In his 20s, Bill attended the University of Puget Sound for two years, trading bulldozing work on the campus for tuition.
He later became active in the construction community, serving in 1964 as president of the Tacoma Chapter of the Associated General Contractors of Washington, as a trustee for about 20 years for the Operating Engineers Health and Pension Trust, and as a regular at AGC Southern District dinners.
Richard said his father treated everyone with a high level of respect, from the president of a company to the laborer in the field. “He never said a bad word about anybody,” Richard said.
Longtime Dickson employee Randy Asahara wrote: “Mr. Dickson was always a gentleman, he was generous with his time, and was the kindest man I have ever met. He always had time to speak with you, and he always had a good story and joke to tell. His accomplishments in our construction industry, as well as in the community and especially with his family, are an inspiration to all of us.”
Richard said a guest speaker didn't show up at an AGC meeting years ago, and that's when Bill stepped in with jokes described by one industry source as “legendary.” AGC members liked the show and Bill ended up entertaining them pretty much every month.
Outside of construction, Bill was highly involved with the Mormon church, where he served as bishop for five years and was on the high council for 23 years. He even helped manage a remodel of the local church.
Richard said he developed a good work ethic from his father, who used to wake him and his four siblings at 8 a.m. on Saturdays to do chores around the house. Bill also took his kids with him while doing volunteer work.
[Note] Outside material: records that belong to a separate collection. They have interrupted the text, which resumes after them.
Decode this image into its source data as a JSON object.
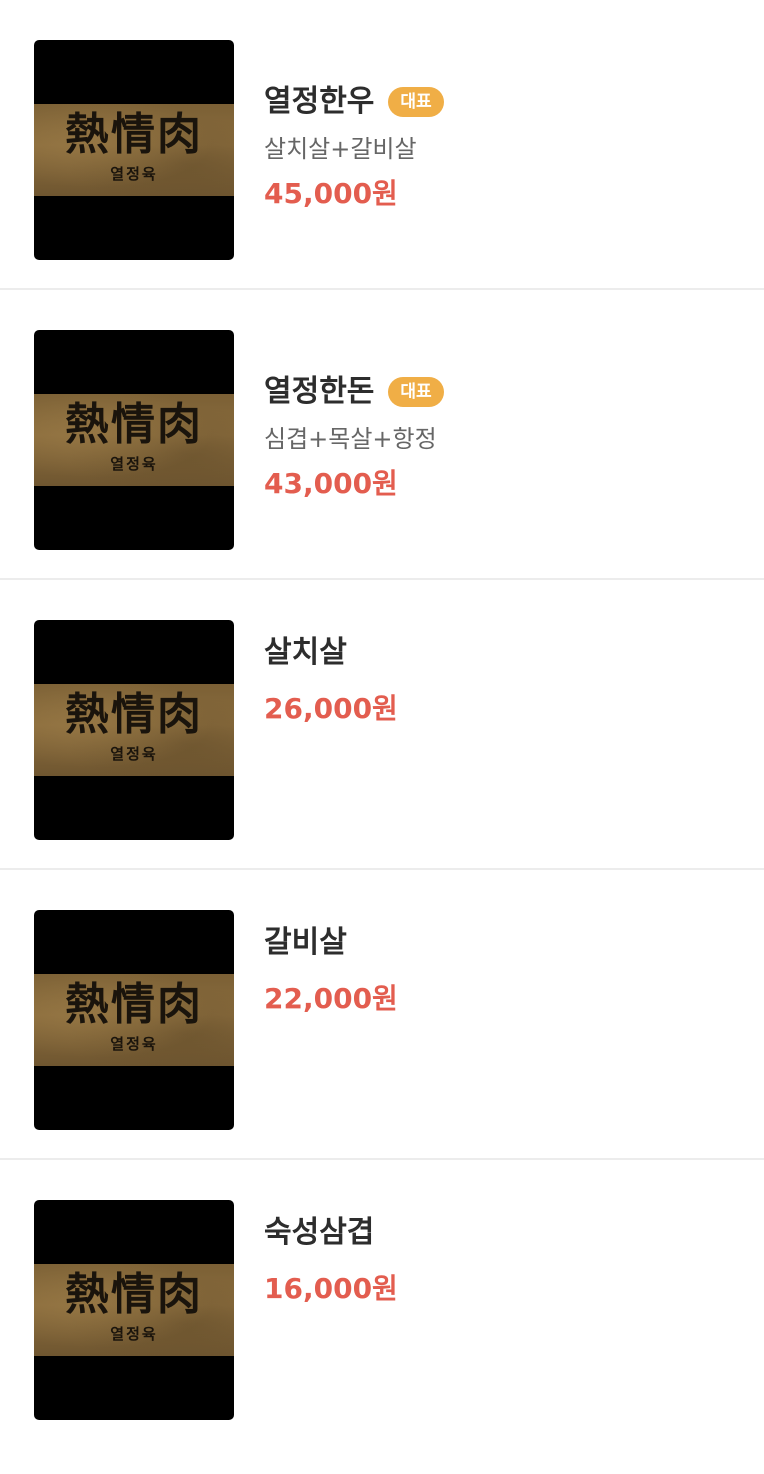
{
  "menu": {
    "items": [
      {
        "name": "열정한우",
        "badge": "대표",
        "description": "살치살+갈비살",
        "price": "45,000원",
        "image": {
          "hanja": "熱情肉",
          "hangul": "열정육"
        }
      },
      {
        "name": "열정한돈",
        "badge": "대표",
        "description": "심겹+목살+항정",
        "price": "43,000원",
        "image": {
          "hanja": "熱情肉",
          "hangul": "열정육"
        }
      },
      {
        "name": "살치살",
        "price": "26,000원",
        "image": {
          "hanja": "熱情肉",
          "hangul": "열정육"
        }
      },
      {
        "name": "갈비살",
        "price": "22,000원",
        "image": {
          "hanja": "熱情肉",
          "hangul": "열정육"
        }
      },
      {
        "name": "숙성삼겹",
        "price": "16,000원",
        "image": {
          "hanja": "熱情肉",
          "hangul": "열정육"
        }
      }
    ]
  },
  "colors": {
    "badge": "#f0ae46",
    "price": "#e35d4f",
    "name": "#2d2d2d",
    "description": "#666666",
    "divider": "#ececec"
  }
}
Richard said his dad would often help someone that needed money. “He showed by example what really counts in life,” Richard said.
Funeral services will be held 11 a.m. Monday at the Church of Jesus Christ of Latter-Day Saints in Tacoma at South 12th and Pearl streets.
Benjamin Minnick can be reached by email or by phone at (206) 622-8272.